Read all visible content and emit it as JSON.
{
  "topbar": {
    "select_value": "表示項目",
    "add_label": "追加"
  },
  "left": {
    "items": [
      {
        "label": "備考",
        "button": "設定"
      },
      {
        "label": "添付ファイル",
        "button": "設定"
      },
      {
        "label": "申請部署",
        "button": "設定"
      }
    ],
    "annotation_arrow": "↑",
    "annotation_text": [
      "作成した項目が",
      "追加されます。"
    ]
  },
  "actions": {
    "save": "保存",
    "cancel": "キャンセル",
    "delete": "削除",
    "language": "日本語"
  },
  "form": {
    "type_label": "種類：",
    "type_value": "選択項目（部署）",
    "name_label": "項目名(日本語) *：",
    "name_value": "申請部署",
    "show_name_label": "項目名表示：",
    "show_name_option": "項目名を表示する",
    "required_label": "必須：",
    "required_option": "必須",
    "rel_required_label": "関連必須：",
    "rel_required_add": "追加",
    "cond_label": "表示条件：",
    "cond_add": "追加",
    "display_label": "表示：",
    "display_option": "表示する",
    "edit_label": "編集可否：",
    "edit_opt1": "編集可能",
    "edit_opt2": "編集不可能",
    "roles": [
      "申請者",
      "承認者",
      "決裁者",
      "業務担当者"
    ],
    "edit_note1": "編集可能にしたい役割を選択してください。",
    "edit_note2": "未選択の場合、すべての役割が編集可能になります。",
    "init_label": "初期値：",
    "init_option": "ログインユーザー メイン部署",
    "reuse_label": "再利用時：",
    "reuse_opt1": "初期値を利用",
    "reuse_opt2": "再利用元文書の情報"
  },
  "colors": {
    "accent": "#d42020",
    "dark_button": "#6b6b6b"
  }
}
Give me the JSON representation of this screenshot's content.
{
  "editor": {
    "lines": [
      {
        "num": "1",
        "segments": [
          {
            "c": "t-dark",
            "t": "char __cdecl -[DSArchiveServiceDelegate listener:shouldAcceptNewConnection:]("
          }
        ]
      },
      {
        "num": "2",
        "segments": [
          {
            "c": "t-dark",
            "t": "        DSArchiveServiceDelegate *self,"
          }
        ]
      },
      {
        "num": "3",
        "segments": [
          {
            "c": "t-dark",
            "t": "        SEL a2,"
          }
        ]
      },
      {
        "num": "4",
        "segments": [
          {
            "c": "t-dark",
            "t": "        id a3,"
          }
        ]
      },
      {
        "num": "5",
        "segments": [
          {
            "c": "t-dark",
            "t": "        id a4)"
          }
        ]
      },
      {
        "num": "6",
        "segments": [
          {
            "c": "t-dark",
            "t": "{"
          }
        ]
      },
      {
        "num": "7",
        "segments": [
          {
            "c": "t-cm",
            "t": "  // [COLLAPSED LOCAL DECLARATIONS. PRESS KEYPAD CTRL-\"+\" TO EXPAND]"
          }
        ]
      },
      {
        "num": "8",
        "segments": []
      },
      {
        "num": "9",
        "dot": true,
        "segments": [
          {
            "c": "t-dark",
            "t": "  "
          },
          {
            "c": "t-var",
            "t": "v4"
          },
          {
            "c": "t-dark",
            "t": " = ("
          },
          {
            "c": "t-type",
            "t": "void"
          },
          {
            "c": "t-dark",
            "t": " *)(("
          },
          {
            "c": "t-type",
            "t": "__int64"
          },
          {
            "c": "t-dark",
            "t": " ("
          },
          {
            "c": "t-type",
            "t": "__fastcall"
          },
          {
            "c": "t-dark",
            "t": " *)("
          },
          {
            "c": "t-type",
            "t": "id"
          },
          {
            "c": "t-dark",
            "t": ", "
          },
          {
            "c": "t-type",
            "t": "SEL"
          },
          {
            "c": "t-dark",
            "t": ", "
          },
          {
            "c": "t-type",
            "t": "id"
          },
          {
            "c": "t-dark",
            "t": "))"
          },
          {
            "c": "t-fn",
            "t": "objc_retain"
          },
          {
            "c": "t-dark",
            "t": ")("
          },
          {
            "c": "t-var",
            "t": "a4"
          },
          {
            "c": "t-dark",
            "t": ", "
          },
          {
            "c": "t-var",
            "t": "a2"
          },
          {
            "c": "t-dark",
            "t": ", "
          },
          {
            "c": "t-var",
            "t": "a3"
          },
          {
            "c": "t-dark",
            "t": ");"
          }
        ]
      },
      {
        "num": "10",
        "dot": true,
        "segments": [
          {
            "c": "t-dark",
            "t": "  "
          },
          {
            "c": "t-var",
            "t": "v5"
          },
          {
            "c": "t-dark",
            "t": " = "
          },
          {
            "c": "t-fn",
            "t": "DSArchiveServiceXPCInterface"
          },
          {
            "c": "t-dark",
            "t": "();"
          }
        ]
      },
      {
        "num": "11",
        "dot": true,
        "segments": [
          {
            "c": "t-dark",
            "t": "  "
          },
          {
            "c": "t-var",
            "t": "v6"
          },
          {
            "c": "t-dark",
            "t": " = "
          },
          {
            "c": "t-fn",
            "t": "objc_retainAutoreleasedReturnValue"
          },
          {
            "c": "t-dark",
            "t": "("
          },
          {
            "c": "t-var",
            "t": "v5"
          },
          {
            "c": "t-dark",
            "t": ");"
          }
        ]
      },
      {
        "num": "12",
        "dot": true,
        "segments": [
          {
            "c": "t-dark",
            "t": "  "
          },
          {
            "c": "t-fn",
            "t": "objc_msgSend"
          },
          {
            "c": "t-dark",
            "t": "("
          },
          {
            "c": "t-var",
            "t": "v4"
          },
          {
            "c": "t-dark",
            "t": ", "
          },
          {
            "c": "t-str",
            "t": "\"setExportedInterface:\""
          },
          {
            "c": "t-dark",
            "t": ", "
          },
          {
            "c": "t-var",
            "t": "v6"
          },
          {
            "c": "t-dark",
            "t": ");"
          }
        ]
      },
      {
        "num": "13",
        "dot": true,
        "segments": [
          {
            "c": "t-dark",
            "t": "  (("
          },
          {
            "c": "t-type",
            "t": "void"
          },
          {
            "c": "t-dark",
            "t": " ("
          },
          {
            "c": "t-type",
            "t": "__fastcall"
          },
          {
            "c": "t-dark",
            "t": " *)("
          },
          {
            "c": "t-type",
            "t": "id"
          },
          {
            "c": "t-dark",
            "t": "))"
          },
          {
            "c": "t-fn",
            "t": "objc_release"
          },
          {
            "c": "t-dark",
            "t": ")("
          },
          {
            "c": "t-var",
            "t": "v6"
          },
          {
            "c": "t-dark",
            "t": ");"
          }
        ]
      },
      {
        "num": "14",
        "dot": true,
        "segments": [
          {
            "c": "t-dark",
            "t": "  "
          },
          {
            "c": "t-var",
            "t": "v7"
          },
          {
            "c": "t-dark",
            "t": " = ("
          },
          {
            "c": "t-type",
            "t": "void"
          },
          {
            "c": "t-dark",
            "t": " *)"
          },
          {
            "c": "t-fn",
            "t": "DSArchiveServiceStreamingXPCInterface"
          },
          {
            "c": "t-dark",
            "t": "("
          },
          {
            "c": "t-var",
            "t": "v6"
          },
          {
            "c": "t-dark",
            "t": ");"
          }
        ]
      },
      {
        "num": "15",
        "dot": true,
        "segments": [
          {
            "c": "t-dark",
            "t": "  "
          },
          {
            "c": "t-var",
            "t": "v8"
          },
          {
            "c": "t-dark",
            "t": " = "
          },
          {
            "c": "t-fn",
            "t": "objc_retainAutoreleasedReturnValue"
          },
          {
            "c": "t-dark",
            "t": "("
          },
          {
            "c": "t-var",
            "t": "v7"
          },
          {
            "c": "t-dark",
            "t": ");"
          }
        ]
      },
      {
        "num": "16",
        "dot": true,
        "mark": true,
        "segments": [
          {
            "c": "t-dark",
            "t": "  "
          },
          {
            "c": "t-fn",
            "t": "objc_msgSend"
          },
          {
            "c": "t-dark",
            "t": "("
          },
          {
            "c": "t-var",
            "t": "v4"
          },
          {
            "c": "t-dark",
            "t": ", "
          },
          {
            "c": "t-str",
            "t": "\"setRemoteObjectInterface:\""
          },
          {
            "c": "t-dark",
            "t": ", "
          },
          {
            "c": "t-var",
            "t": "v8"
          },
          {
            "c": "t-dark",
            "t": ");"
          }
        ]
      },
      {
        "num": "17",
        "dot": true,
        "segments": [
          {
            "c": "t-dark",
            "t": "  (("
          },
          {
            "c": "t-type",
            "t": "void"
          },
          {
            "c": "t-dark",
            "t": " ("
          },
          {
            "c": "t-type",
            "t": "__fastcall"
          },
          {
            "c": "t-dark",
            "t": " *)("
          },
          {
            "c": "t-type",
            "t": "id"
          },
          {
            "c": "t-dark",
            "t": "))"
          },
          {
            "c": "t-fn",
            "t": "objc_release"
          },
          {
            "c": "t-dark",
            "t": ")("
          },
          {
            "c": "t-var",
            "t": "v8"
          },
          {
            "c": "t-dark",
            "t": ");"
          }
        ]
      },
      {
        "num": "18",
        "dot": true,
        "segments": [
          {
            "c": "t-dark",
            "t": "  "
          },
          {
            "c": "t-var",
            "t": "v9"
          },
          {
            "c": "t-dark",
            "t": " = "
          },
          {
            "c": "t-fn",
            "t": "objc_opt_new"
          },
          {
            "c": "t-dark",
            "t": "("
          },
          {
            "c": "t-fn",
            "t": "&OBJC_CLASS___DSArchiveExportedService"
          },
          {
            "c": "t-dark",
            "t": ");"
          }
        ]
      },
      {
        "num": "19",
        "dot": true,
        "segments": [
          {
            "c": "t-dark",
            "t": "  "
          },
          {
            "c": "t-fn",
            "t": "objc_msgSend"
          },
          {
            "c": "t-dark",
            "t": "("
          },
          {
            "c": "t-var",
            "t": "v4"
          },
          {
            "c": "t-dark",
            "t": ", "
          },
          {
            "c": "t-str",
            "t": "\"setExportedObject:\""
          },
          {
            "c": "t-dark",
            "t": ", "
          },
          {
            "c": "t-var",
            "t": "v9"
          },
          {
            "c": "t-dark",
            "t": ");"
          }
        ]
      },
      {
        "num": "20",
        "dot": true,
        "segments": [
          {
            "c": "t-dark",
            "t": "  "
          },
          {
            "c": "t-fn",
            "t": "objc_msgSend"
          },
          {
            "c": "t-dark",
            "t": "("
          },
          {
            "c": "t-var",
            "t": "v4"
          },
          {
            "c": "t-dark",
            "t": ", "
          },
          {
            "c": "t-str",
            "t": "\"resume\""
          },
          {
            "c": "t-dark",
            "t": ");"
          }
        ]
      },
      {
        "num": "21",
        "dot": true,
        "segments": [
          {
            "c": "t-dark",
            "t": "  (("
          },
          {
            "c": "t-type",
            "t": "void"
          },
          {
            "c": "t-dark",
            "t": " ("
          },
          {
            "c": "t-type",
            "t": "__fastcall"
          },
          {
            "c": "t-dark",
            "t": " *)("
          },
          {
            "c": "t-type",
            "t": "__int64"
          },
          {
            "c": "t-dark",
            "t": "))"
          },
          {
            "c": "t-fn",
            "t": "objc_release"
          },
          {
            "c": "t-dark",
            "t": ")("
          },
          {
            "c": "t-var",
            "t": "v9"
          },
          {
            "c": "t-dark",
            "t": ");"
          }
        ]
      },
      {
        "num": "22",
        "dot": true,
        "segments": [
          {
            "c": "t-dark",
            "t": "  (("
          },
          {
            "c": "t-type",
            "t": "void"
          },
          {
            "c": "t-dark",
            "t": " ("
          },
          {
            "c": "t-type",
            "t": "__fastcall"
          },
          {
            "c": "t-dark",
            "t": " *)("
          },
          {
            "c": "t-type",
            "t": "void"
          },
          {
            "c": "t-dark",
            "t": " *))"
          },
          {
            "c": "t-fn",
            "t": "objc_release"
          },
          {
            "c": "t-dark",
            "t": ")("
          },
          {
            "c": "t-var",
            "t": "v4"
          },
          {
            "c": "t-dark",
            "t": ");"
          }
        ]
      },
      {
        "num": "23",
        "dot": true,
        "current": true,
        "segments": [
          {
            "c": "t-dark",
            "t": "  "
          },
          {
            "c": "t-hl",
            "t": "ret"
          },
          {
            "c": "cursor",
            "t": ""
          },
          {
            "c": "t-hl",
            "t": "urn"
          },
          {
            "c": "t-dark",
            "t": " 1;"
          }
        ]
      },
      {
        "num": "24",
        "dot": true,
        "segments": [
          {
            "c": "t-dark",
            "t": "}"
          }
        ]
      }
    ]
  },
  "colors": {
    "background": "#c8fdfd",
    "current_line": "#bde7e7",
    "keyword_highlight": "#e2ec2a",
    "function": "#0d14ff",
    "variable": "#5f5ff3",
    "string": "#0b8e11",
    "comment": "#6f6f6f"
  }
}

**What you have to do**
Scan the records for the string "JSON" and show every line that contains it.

**Reply to the exercise**
Read all visible content and emit it as JSON.
Give me the JSON representation of this screenshot's content.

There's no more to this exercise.